Digging Up the Fort – first-hand perspectives on the archaeological findings at Old Fort Erie
The Niagara Parks Commission is pleased to be hosting another of its popular Speaker Series events, on Wednesday, June 7 from 7:00 p.m. to 9:00 p.m., at its Old Fort Erie Welcome Centre Theatre. Join us for an evening of fascinating insight into the archaeological findings of the famed 1987 excavation at Snake Hill, as well as the more recent findings uncovered by archaeological digs that have taken place in and around Old Fort Erie, over the past five years.
This year marks the 30th anniversary of the excavation at Snake Hill, where the remains of 28 US soldiers who perished during the 1814 American siege were discovered on private property in Fort Erie. Dr. Robert MacDonald, who played a key role in the excavation, will speak to the significance of this discovery and the impacts it has had on our understanding of this major event in the War of 1812.
Dr. John Triggs, a professor at Wilfred Laurier University, will speak to the findings uncovered by his teams of students that have participated in archaeological excavations in Fort Erie, as part of their fieldwork, since 2012. Conducted this year from early May through to mid-June, Dr. Triggs has led another team of students in this historical pursuit, introducing them to modern archaeological techniques while searching for features relating to the 1814 siege of Fort Erie by American troops. As well, Dr. Triggs and his students have and will continue to search for remnants of the original British fort, which was constructed at this location. This fort is considered to have been the oldest British military fort built in Ontario, dating back to the 1760s.
Admission to the event is free to the public. Do not miss this unique opportunity to learn more about the physical discoveries, which have resulted in monumental breakthroughs in our interpretation of the past and understanding of the War of 1812 and its impacts on the development of the Niagara Region and this country.

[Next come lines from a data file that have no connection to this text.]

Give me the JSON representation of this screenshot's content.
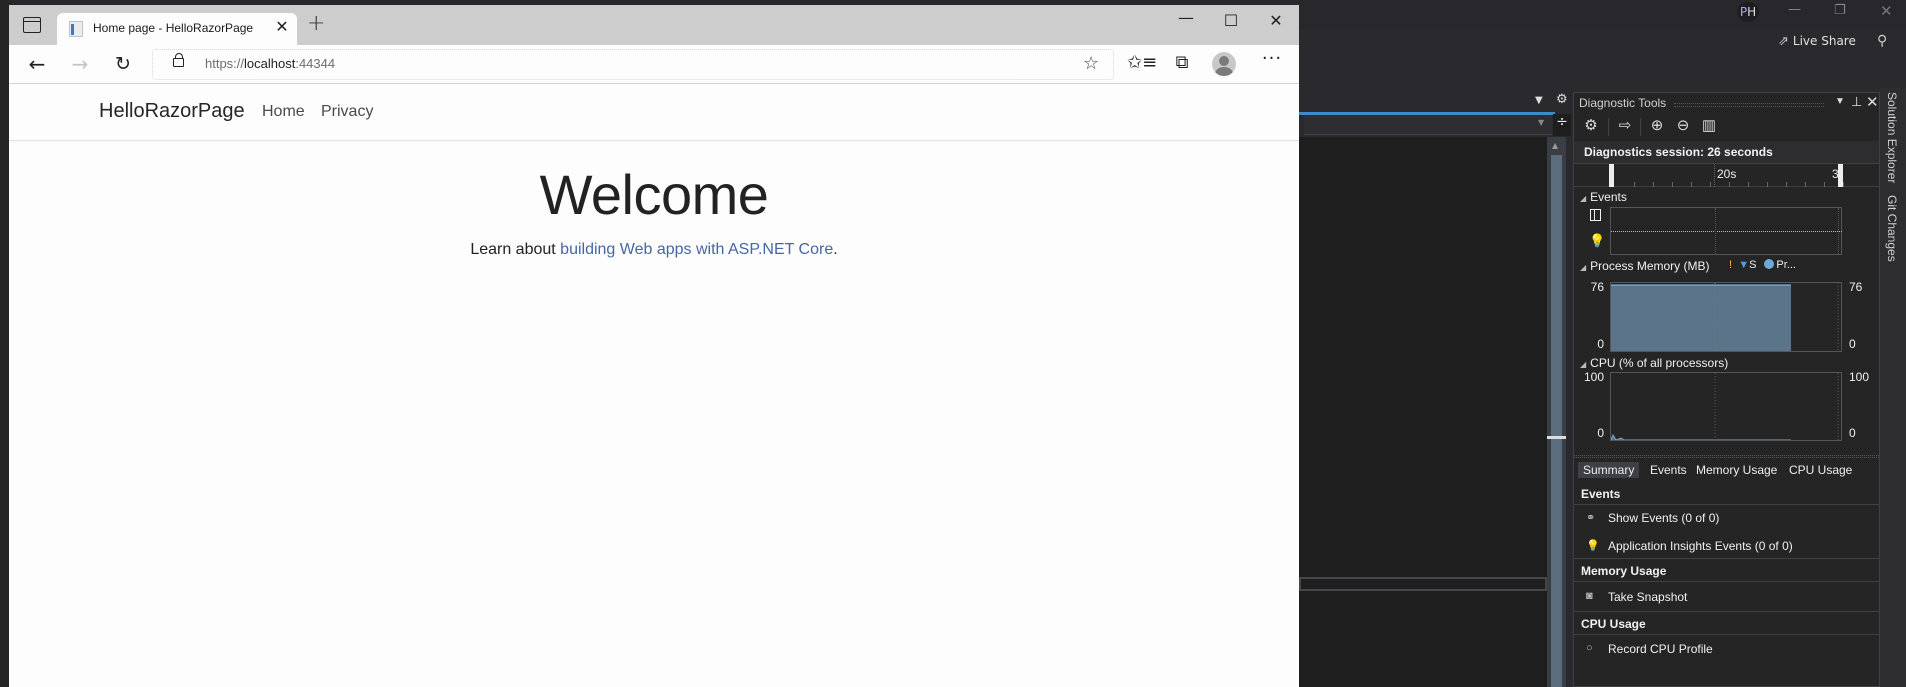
{
  "browser": {
    "tab_title": "Home page - HelloRazorPage",
    "url": {
      "scheme": "https://",
      "host": "localhost",
      "port": ":44344"
    },
    "icons": {
      "tab_actions": "tab-actions-icon",
      "close_tab": "✕",
      "new_tab": "+",
      "minimize": "—",
      "maximize": "☐",
      "close": "✕",
      "back": "←",
      "forward": "→",
      "reload": "↻",
      "add_favorite": "☆",
      "favorites": "✩≡",
      "collections": "⧉",
      "more": "···"
    }
  },
  "site": {
    "brand": "HelloRazorPage",
    "nav": [
      {
        "label": "Home"
      },
      {
        "label": "Privacy"
      }
    ],
    "heading": "Welcome",
    "learn_prefix": "Learn about ",
    "learn_link": "building Web apps with ASP.NET Core",
    "learn_suffix": "."
  },
  "vs": {
    "user_initials_1": "P",
    "user_initials_2": "H",
    "live_share": "Live Share",
    "vertical_tabs": [
      "Solution Explorer",
      "Git Changes"
    ],
    "accent_color": "#3d8bc9"
  },
  "diagnostics": {
    "title": "Diagnostic Tools",
    "session": "Diagnostics session: 26 seconds",
    "ruler_label": "20s",
    "ruler_label_cut": "3",
    "events_title": "Events",
    "memory_title": "Process Memory (MB)",
    "memory_legend": {
      "gc": "!",
      "snapshot": "S",
      "private": "Pr..."
    },
    "memory_axis": {
      "max": "76",
      "min": "0"
    },
    "memory_value_fraction": 1.0,
    "memory_fill_color": "#5b7489",
    "cpu_title": "CPU (% of all processors)",
    "cpu_axis": {
      "max": "100",
      "min": "0"
    },
    "tabs": [
      "Summary",
      "Events",
      "Memory Usage",
      "CPU Usage"
    ],
    "active_tab": "Summary",
    "summary": {
      "events_header": "Events",
      "show_events": "Show Events (0 of 0)",
      "app_insights": "Application Insights Events (0 of 0)",
      "memory_header": "Memory Usage",
      "take_snapshot": "Take Snapshot",
      "cpu_header": "CPU Usage",
      "record_cpu": "Record CPU Profile"
    }
  }
}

The cultural heritage stories that characterize the lands along the 56 kilometre Niagara River corridor, which Niagara Parks has been mandated to protect, represent a truly unique chapter of the broader Canadian narrative that we are all celebrating in 2017, the sesquicentennial anniversary of Confederation and the founding of Ontario.